With their rising popularity you have likely seen one somewhere, but if not they look like an iron cannon ball with a thick looped handle on top. They, of course, come in a pretty wide range of weights growing larger as their weight rises. Originating in hard training Russia, where they are called giryas and are a staple of both military (especially Special Forces) training and that of the world renowned Russian Olympic Lifting teams.

The Kettlebell Design
Traditional Kettlebells are one solid piece of metal, unpainted, unfinished and round on the bottom. This definitely gives a rough and tumble "hard core" look that greatly added to their early mystique. Now with their expanding popularity more Kettlebells are made of two welded pieces, painted or coated in rubber, finished and have a flat bottom to make them less likely to roll on a toe or two. Some lighter bells aren't even iron. Many of these design changes are welcome adjustments. No more chipping up the floor like in the old days and they make the home gym seem a little less like a Spartan camp when you add a bit of color too.
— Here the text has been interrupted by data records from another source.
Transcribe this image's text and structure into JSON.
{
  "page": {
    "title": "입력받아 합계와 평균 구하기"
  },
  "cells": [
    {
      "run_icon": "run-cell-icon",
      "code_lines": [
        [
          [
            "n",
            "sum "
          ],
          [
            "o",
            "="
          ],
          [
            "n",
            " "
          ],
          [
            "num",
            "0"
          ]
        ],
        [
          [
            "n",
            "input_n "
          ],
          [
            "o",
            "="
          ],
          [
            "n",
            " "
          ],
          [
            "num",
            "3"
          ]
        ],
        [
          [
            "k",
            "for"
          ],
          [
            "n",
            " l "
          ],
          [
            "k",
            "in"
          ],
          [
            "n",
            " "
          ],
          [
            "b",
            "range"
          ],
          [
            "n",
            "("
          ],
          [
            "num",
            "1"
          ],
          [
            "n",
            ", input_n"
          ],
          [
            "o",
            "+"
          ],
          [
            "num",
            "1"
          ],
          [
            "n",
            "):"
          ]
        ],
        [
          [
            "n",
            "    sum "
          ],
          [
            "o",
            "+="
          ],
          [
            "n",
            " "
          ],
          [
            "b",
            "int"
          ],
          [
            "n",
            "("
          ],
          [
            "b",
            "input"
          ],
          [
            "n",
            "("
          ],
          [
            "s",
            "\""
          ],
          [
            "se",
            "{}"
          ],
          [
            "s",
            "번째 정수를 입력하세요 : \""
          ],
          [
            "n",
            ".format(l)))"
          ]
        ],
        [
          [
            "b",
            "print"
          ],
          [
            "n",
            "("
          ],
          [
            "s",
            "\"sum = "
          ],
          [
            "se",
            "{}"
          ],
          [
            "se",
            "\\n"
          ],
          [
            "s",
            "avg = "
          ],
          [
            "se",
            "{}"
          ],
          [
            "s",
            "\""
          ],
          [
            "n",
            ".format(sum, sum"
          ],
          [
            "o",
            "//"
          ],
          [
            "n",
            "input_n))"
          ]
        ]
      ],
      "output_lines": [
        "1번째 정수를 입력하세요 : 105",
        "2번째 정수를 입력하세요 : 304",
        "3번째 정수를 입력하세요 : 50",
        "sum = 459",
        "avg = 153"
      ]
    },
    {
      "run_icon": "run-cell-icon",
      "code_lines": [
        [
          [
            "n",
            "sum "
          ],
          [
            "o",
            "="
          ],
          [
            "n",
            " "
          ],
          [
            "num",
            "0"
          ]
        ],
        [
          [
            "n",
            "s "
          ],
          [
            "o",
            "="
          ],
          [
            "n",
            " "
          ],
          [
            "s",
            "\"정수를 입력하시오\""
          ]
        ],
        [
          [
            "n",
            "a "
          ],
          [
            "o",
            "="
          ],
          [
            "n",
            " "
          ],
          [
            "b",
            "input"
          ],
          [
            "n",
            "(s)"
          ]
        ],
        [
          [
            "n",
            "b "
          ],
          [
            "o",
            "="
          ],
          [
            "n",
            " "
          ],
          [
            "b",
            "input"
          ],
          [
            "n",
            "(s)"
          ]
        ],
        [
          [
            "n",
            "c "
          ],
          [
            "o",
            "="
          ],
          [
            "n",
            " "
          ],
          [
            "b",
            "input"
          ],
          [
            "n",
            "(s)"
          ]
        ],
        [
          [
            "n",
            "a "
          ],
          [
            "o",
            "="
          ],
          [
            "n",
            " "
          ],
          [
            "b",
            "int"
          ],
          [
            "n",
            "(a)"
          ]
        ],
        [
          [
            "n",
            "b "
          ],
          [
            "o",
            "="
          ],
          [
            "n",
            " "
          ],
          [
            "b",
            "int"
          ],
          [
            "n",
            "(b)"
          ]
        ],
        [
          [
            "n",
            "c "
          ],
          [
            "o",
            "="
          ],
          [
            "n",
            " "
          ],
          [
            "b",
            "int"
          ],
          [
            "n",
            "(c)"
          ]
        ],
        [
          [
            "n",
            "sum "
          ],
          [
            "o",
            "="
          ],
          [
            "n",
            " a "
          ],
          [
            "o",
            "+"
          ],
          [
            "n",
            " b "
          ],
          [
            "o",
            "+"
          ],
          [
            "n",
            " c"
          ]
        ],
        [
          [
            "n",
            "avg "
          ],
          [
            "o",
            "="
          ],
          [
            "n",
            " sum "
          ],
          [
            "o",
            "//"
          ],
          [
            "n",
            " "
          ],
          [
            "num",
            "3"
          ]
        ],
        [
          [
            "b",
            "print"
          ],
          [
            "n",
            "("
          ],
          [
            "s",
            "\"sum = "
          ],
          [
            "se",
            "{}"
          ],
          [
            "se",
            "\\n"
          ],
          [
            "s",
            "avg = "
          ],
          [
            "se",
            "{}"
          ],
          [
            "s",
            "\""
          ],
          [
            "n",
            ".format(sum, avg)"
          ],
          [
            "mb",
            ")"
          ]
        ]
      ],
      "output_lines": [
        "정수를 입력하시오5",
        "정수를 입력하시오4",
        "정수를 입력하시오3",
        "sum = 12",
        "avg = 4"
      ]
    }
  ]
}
Either way as long as they are shaped the same (flat bottom or not), have a thick handle and are the weight you need they will work and work very well.

Kettlebell Sizing
Kettlebells are available in an extremely wide range of weights. From the ridiculously low weight of four pounds (only useful if you have a five year old child you are training) to monstrous kettlebells that weigh 175 pounds (which I have never personally seen anyone be able to do most kettlebell lifts with). For most of us we will only need to use bells within a relatively small weight range. Reasonably fit men often start with a 35lb kettlebell and take at least a few months mastering the various core lifts before needing to jump up in weight. Speaking of weight, kettlebells are normally marked in both pounds and kilograms. The truly serious companies, in homage to the kettlebell's Russian origins also list their weight in the Russian pood, which is 36 pounds give or take. Which explains why traditionally men start off with the 35lb Kettlebell - it's our closest equivalent of a Russian pood!

The Kettlebell Advantage
The design and size of the Kettlebell makes it the near perfect tool for building fitness and strength. Dumbbells and barbells, though both have their place, are not nearly as good or as versatile for quickly getting yourself into great shape. The Kettlebell offers real advantages you just can't find elsewhere. As we dig deeper into our Guide and, more importantly, you experiment and explore the Kettlebell exercises and programs in our Guide you will have the opportunity to experience these training miracle firsthand.